[SUPPLIED MATERIAL Boundary: Start]

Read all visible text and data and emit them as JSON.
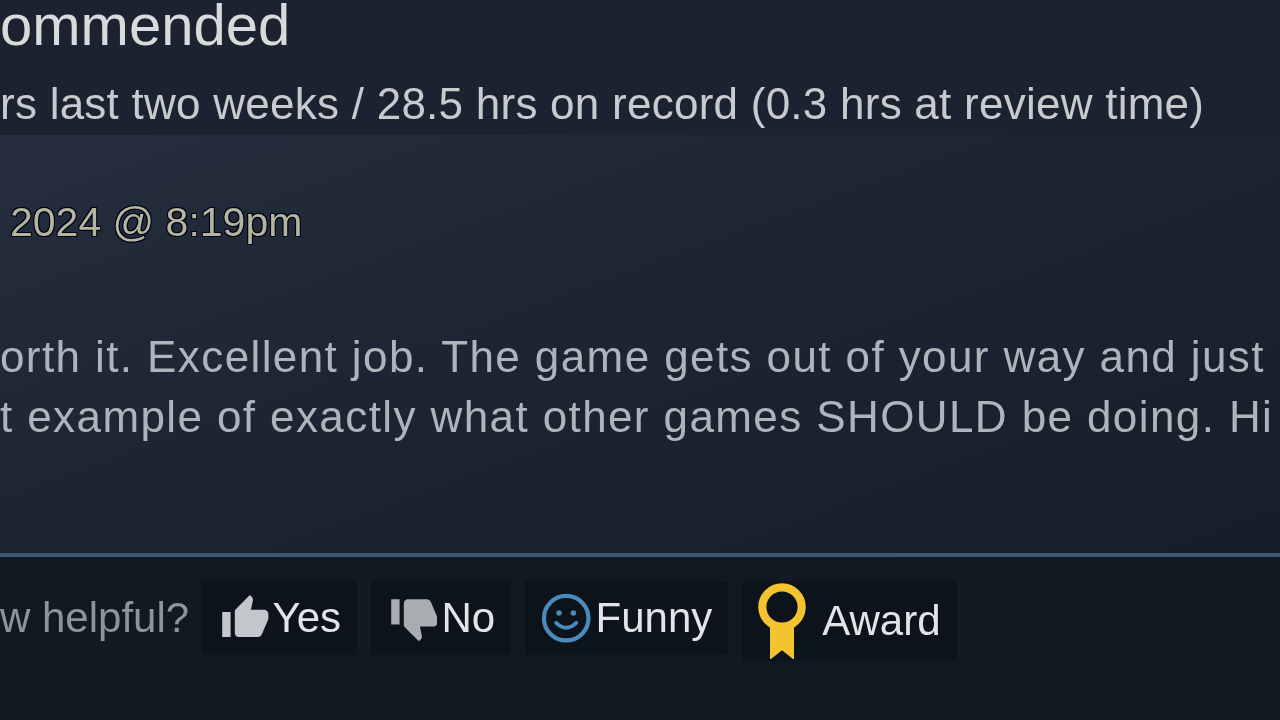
{
  "review": {
    "title": "ommended",
    "hours": "rs last two weeks / 28.5 hrs on record (0.3 hrs at review time)",
    "posted": "2024 @ 8:19pm",
    "body": [
      "orth it. Excellent job. The game gets out of your way and just",
      "t example of exactly what other games SHOULD be doing. Hi"
    ]
  },
  "helpful": {
    "prompt": "w helpful?",
    "buttons": [
      {
        "kind": "yes",
        "label": "Yes"
      },
      {
        "kind": "no",
        "label": "No"
      },
      {
        "kind": "funny",
        "label": "Funny"
      },
      {
        "kind": "award",
        "label": "Award"
      }
    ]
  }
}
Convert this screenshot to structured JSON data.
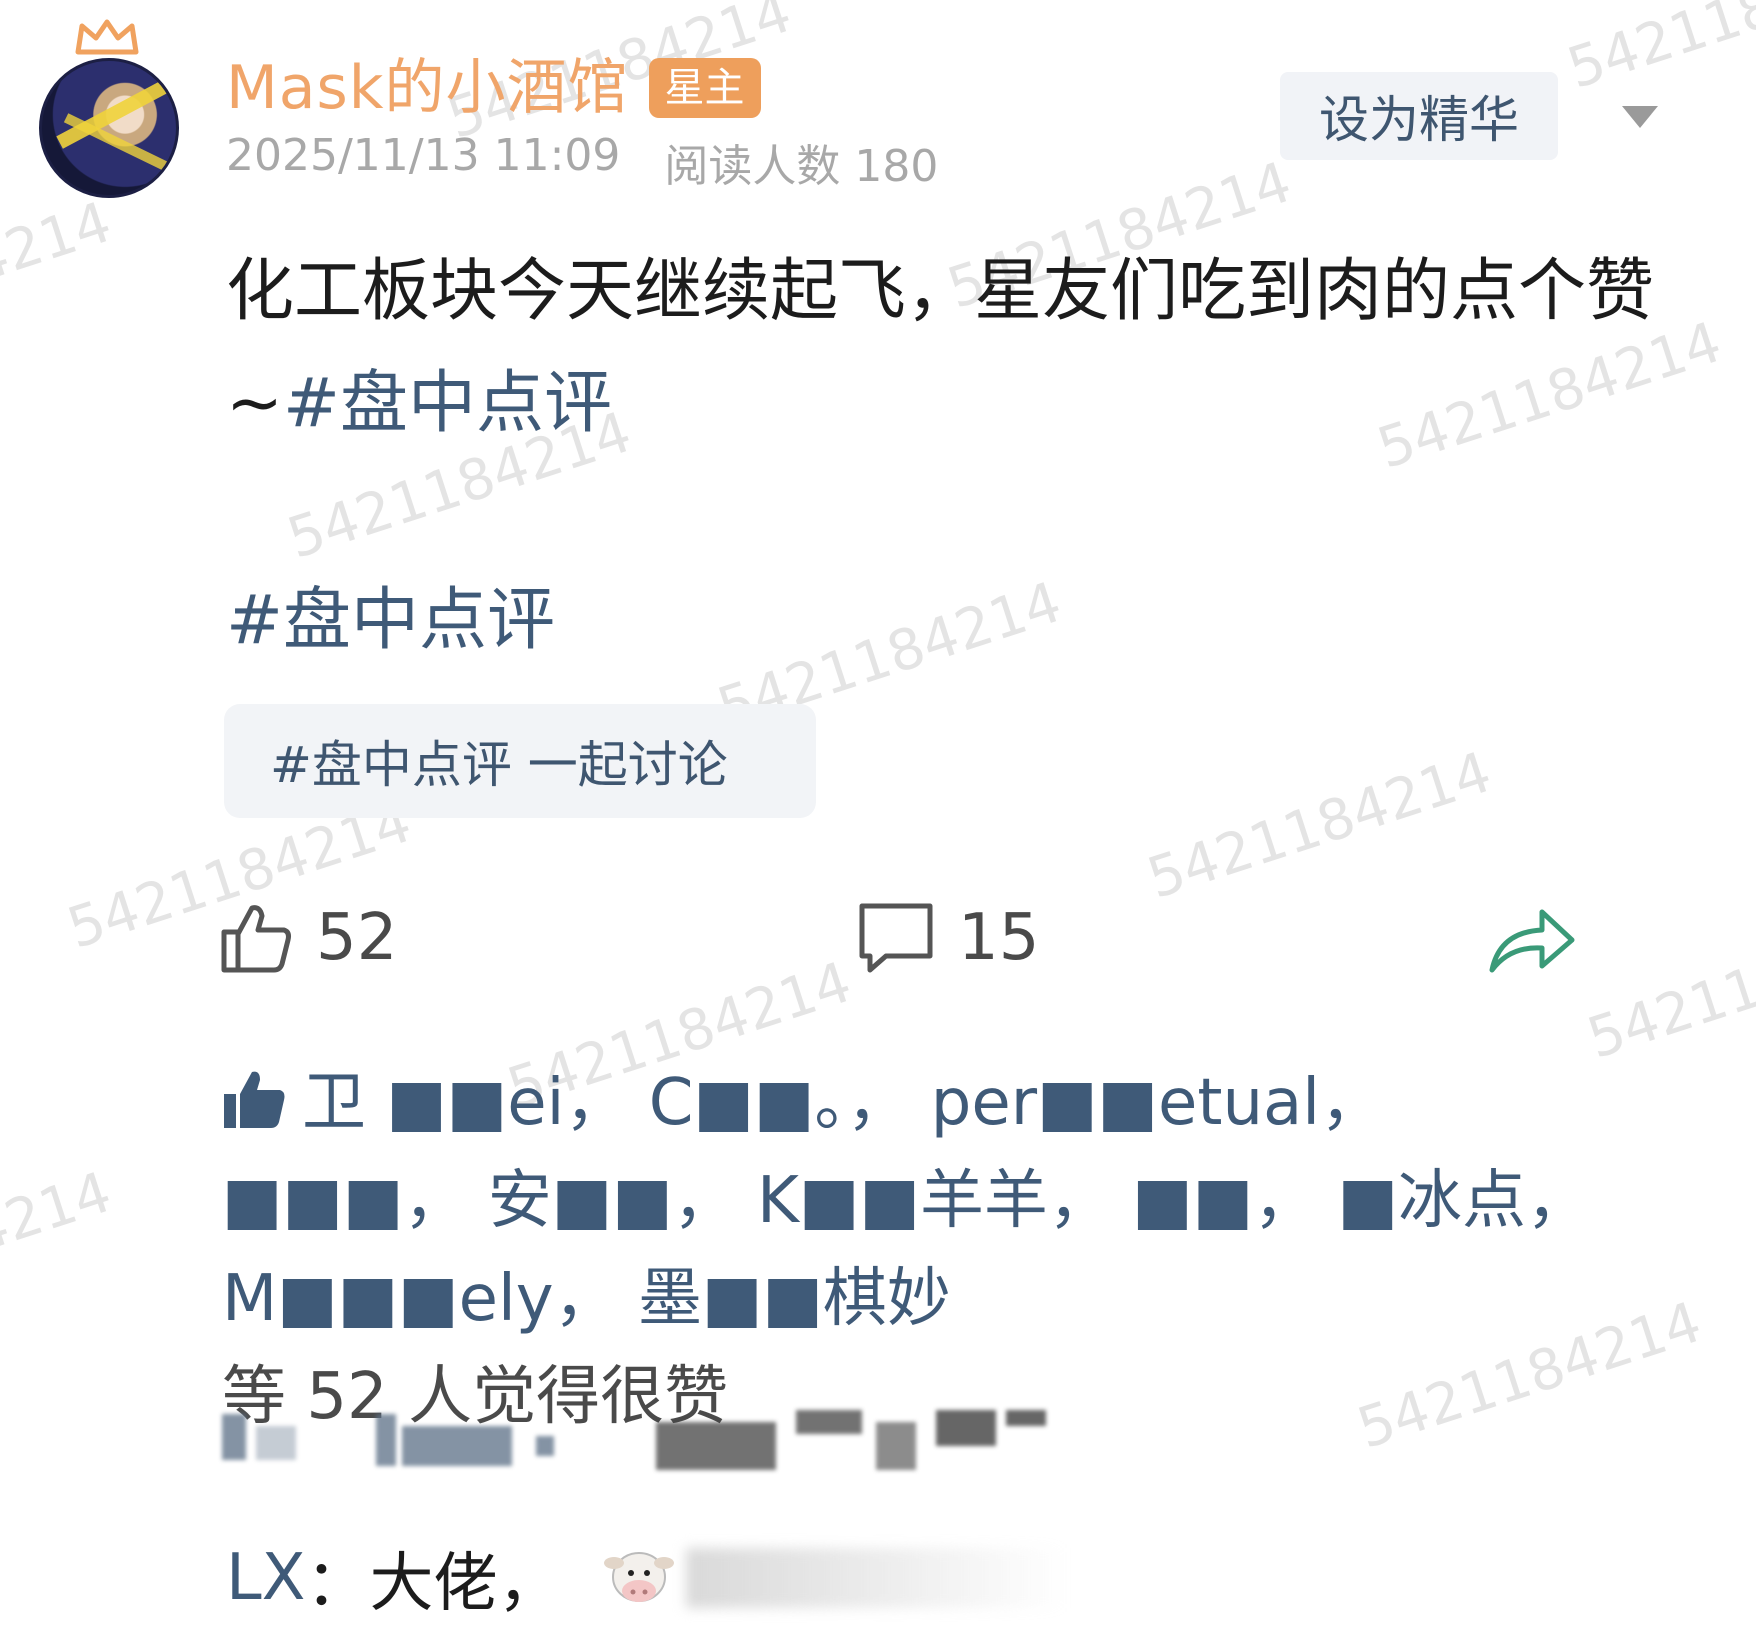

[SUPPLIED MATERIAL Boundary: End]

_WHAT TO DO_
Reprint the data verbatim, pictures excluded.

_RESPONSE TO THIS TASK_
Read all visible text and data and emit them as JSON.
{
  "review": {
    "title": "ommended",
    "hours": "rs last two weeks / 28.5 hrs on record (0.3 hrs at review time)",
    "posted": "2024 @ 8:19pm",
    "body": [
      "orth it. Excellent job. The game gets out of your way and just",
      "t example of exactly what other games SHOULD be doing. Hi"
    ]
  },
  "helpful": {
    "prompt": "w helpful?",
    "buttons": [
      {
        "kind": "yes",
        "label": "Yes"
      },
      {
        "kind": "no",
        "label": "No"
      },
      {
        "kind": "funny",
        "label": "Funny"
      },
      {
        "kind": "award",
        "label": "Award"
      }
    ]
  }
}
Convert this screenshot to structured JSON data.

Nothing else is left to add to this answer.